Firstly, the Americans were facing a trade deficit in the 1960s, meaning that more dollars were flowing out of the country than were coming in. There were several reasons for this: the US had a worldwide military presence and operations to keep up, and the central banks of signatories to the Bretton Woods agreement were obliged to maintain dollar reserves in order to keep the ‘fixed’ dollar exchange rate stable (by buying and selling dollars). Furthermore, American direct investment, particularly in European companies, was growing much faster than investments flowing back into the country (European direct investment in the US was roughly a third as high). On top of this, early relaxations of transnational capital flows and the flood of dollars into Europe as a result of the exchange rate system had already led in the late 1950s to the emergence and intensive use of an uncontrolled, dollar-based financial market in London: the so-called Eurodollar market.
Because transactions promised higher returns here than in domestic systems hamstrung by limited interest rates and administrative constraints, this likewise led to an outflow of US financial capital.

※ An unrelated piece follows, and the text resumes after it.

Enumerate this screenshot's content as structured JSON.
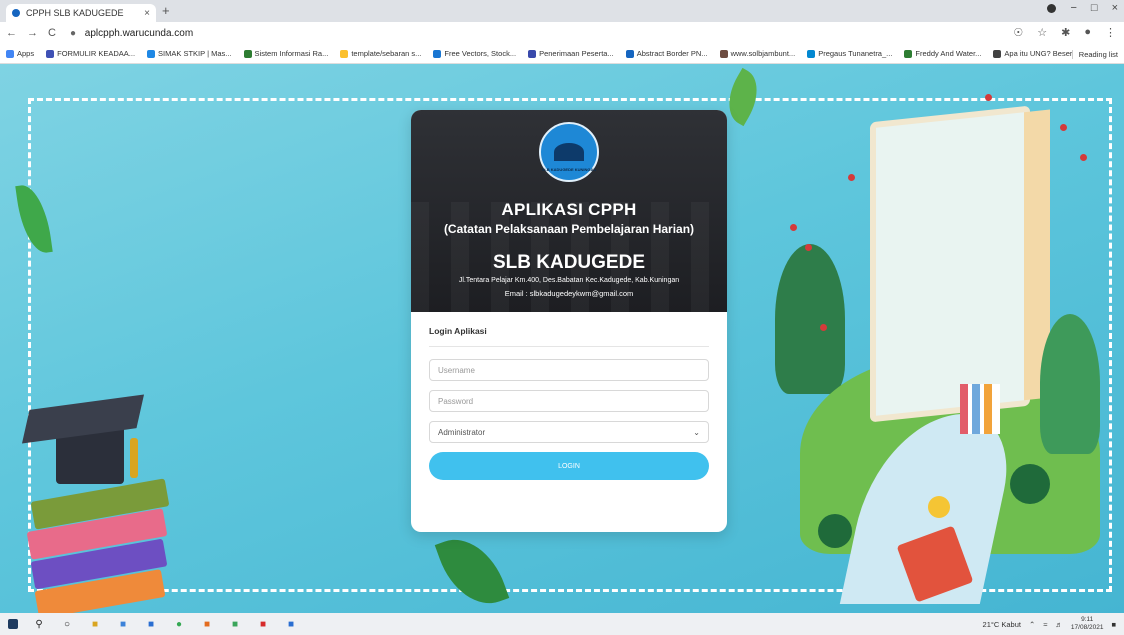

Actors in the US and European financial markets could now offer their customers unprecedented terms on deposits and loans in their home countries. This situation was compounded by a slowing of economic growth in the US and Europe in the late 1960s. The mutual compatibility of rising profits and rising wages made possible by a comparatively high level of labour organization in the prosperous postwar decades – sometimes referred to as the golden age of American capitalism – could now no longer be sustained. At first, the powerful unions were able to realize their aspirations, partly due to the existence of virtually full employment in the US, Germany and the UK. However, companies attempted to pass on the burden of rising wages to consumers through price increases, thereby fuelling inflation, and this in turn provoked demands and strike action from a militant labour force. The upshot was a fall in corporate profits in Europe and the US. Between the mid-1960s and 1970, corporate earnings in the US fell by 40 percent, and Europe followed the same trend, albeit with a slightly flatter downward curve.
Companies countered this profit squeeze with higher rates of investment but, because of the downturn, these could no longer be funded with retained earnings. Faced with the double whammy of outflowing financial capital in pursuit of high returns in unregulated markets and an economy in need of capital, the US began to lift the conditions and restrictions on its domestic financial system. Now in a position to promise greater profits than the real economy, the US financial system attracted investment from three global sources during the 1980s: the trade surpluses of export-oriented countries, bulging pension funds from the days of strong growth and labour militancy, and the wealth of private capital investors.
Capital flows into the American sector, now leading the way in profit margins, drove more and more countries to improve the friendliness towards capital of their own financial systems. This resulted in something of a locational contest. In virtually all OECD countries, interest rate restrictions were accordingly relaxed, controls demolished, financial contracts granted more leeway and transnational capital transactions simplified. The universal easing of the latter laid the foundations for the rise of tax havens, leading to even more intense locational competition. Tax havens are attractive not only as repositories of wealth smuggled past the tax authorities, but above all as unsupervised debt contract factories. Places with deregulated fiscal and regulatory systems such as Belize, the Isle of Man, the Cayman Islands and Liechtenstein have seen the emergence of offshore financial centres where the business world can exercise its own discretion in contractual and interest policy matters. Since this world is positively defined by its relaxed attitude towards the business transacted there and its minimalist approach to disclosure requirements, one can only guess at the size of its role in global debt production. It is probably safe to assume, however, that a good half of all global debt is linked to a tax haven.
-- an excerpt from Keystroke Capitalism by Aaron Sahr[book-strip index="1" style="buy"]